According to Spanish police, Hutch and Thompson travelled to the south of Portugal from Spain on November 24, 2009 to organise a big drugs ship- ment. The dossier further revealed that Hutch and Thompson travelled to Amsterdam on May 15, 2010 with other members of the cartel for the same reason.
"As a result of investigations carried out in Spain and collaboration between Ireland and the UK, it is known that Freddie has been under investigation for narcotic-related offences in Ireland and Britain,'' the dossier reads.
"Thompson, together with Gary Hutch, are the men who are closest to Daniel Joseph Kinahan, as can be inferred from telephone tapping and surveillance operations."
The dossier continues by stating that Hutch and Thompson are Kinahan's "trusted right-hand men" and carry out jobs directly related to the organisation's criminal activities.
"Freddie and Gary are just one step below Daniel, are very close and share an equal status," it says.
"They sometimes give orders to each other without being able to determine who is higher up in the organisation.
"They are equals, good friends and share a flat."
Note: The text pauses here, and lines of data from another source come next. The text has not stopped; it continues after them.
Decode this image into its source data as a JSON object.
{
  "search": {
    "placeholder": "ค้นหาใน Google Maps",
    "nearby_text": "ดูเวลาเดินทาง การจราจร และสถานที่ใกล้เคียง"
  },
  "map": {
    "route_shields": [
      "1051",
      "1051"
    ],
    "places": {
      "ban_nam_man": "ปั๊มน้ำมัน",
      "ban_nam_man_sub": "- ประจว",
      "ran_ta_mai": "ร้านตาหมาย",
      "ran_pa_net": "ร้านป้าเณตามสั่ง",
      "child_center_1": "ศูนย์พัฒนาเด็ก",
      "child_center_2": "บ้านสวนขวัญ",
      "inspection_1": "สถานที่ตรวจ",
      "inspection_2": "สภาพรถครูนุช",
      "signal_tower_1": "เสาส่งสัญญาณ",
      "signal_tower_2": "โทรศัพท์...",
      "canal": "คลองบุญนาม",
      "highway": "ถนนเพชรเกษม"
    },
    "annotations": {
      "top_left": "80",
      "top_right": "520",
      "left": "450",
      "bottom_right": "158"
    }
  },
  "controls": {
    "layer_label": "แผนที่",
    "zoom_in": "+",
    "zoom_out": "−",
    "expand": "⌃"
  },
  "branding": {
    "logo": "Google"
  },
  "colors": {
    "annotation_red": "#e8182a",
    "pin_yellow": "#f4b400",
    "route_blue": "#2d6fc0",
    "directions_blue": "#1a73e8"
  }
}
The documents reveal that Spanish authorities noted that a car normally driven by Hutch was driven by another key Kinahan gang member at Malaga Airport on May 7, 2010, which reveals the level of surveillance that police had Hutch under at that time.
The Spanish also suspected that Hutch and Thompson were involved in procuring weapons for the cartel.
"One of Freddie's jobs is to obtain weapons for the rest of the organisation, as is evident from the conversation he held with Gary Hutch," the dossier reads.
"Like Gary, Freddie's duties also include acting as a bodyguard, chauffeur, etc.
"It has been deduced from investigations and surveillance activities that they had lived together in a flat in Nueva Andalucia [opposite Puerto Banus]."
The reason for the detailed surveillance on Hutch and other Kinahan cartel members is that an international pol-ice investigation code-named Operation Shovel was in place. It began after gardai made a major cannabis seizure in Kildare in 2008. This resulted in a series of arrests when more than 30 suspects, including Christy Kinahan and his sons Daniel and Christopher Jnr, were rounded up in high-profile raids on May 25, 2010.
(Earlier that month, it emerged that Christy Kinahan and his two sons expect to be tried soon on money-laundering charges in Spain.)
Only days after the raids, which made headlines across Europe, it emerged that Hutch had been named on a list of people who Spanish judges wanted to question following Kinahan's arrest.
In early June 2010, it was reported that an international arrest warrant had been issued for Hutch's arrest.
However, he could not be found by gardai or any European police forces.